Data records for software interfaces

'''

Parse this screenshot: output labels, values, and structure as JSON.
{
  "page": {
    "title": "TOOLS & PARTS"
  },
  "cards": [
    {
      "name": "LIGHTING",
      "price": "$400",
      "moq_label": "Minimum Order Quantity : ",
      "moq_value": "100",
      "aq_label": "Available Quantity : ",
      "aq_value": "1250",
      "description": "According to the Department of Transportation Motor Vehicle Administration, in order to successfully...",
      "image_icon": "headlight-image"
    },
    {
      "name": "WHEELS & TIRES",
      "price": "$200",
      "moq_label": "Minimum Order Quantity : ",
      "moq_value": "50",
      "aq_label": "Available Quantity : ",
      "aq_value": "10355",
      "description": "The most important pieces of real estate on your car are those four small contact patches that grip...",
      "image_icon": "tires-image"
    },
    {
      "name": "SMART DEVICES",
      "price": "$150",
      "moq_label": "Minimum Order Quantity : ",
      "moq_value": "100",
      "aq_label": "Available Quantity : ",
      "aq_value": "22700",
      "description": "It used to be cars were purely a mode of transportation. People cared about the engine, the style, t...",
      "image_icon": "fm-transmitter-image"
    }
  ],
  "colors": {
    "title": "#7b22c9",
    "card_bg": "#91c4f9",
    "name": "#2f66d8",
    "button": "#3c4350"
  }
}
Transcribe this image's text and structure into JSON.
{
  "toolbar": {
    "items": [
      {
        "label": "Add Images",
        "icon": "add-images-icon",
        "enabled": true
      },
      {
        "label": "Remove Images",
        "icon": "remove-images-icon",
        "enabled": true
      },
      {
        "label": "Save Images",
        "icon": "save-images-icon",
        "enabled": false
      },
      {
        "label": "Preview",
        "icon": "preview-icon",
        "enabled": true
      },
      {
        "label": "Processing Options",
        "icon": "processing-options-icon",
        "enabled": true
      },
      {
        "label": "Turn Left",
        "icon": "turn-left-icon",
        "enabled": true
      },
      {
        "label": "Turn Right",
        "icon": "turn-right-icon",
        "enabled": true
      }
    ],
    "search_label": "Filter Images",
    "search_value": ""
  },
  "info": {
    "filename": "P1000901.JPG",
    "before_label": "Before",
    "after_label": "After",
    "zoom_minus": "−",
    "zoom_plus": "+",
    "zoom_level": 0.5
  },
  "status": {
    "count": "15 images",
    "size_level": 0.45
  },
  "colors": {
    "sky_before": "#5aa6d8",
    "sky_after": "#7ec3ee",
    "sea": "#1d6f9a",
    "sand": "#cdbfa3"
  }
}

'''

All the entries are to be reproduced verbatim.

Parse this screenshot: output labels, values, and structure as JSON.
{
  "page": {
    "title": "TOOLS & PARTS"
  },
  "cards": [
    {
      "name": "LIGHTING",
      "price": "$400",
      "moq_label": "Minimum Order Quantity : ",
      "moq_value": "100",
      "aq_label": "Available Quantity : ",
      "aq_value": "1250",
      "description": "According to the Department of Transportation Motor Vehicle Administration, in order to successfully...",
      "image_icon": "headlight-image"
    },
    {
      "name": "WHEELS & TIRES",
      "price": "$200",
      "moq_label": "Minimum Order Quantity : ",
      "moq_value": "50",
      "aq_label": "Available Quantity : ",
      "aq_value": "10355",
      "description": "The most important pieces of real estate on your car are those four small contact patches that grip...",
      "image_icon": "tires-image"
    },
    {
      "name": "SMART DEVICES",
      "price": "$150",
      "moq_label": "Minimum Order Quantity : ",
      "moq_value": "100",
      "aq_label": "Available Quantity : ",
      "aq_value": "22700",
      "description": "It used to be cars were purely a mode of transportation. People cared about the engine, the style, t...",
      "image_icon": "fm-transmitter-image"
    }
  ],
  "colors": {
    "title": "#7b22c9",
    "card_bg": "#91c4f9",
    "name": "#2f66d8",
    "button": "#3c4350"
  }
}
Transcribe this image's text and structure into JSON.
{
  "toolbar": {
    "items": [
      {
        "label": "Add Images",
        "icon": "add-images-icon",
        "enabled": true
      },
      {
        "label": "Remove Images",
        "icon": "remove-images-icon",
        "enabled": true
      },
      {
        "label": "Save Images",
        "icon": "save-images-icon",
        "enabled": false
      },
      {
        "label": "Preview",
        "icon": "preview-icon",
        "enabled": true
      },
      {
        "label": "Processing Options",
        "icon": "processing-options-icon",
        "enabled": true
      },
      {
        "label": "Turn Left",
        "icon": "turn-left-icon",
        "enabled": true
      },
      {
        "label": "Turn Right",
        "icon": "turn-right-icon",
        "enabled": true
      }
    ],
    "search_label": "Filter Images",
    "search_value": ""
  },
  "info": {
    "filename": "P1000901.JPG",
    "before_label": "Before",
    "after_label": "After",
    "zoom_minus": "−",
    "zoom_plus": "+",
    "zoom_level": 0.5
  },
  "status": {
    "count": "15 images",
    "size_level": 0.45
  },
  "colors": {
    "sky_before": "#5aa6d8",
    "sky_after": "#7ec3ee",
    "sea": "#1d6f9a",
    "sand": "#cdbfa3"
  }
}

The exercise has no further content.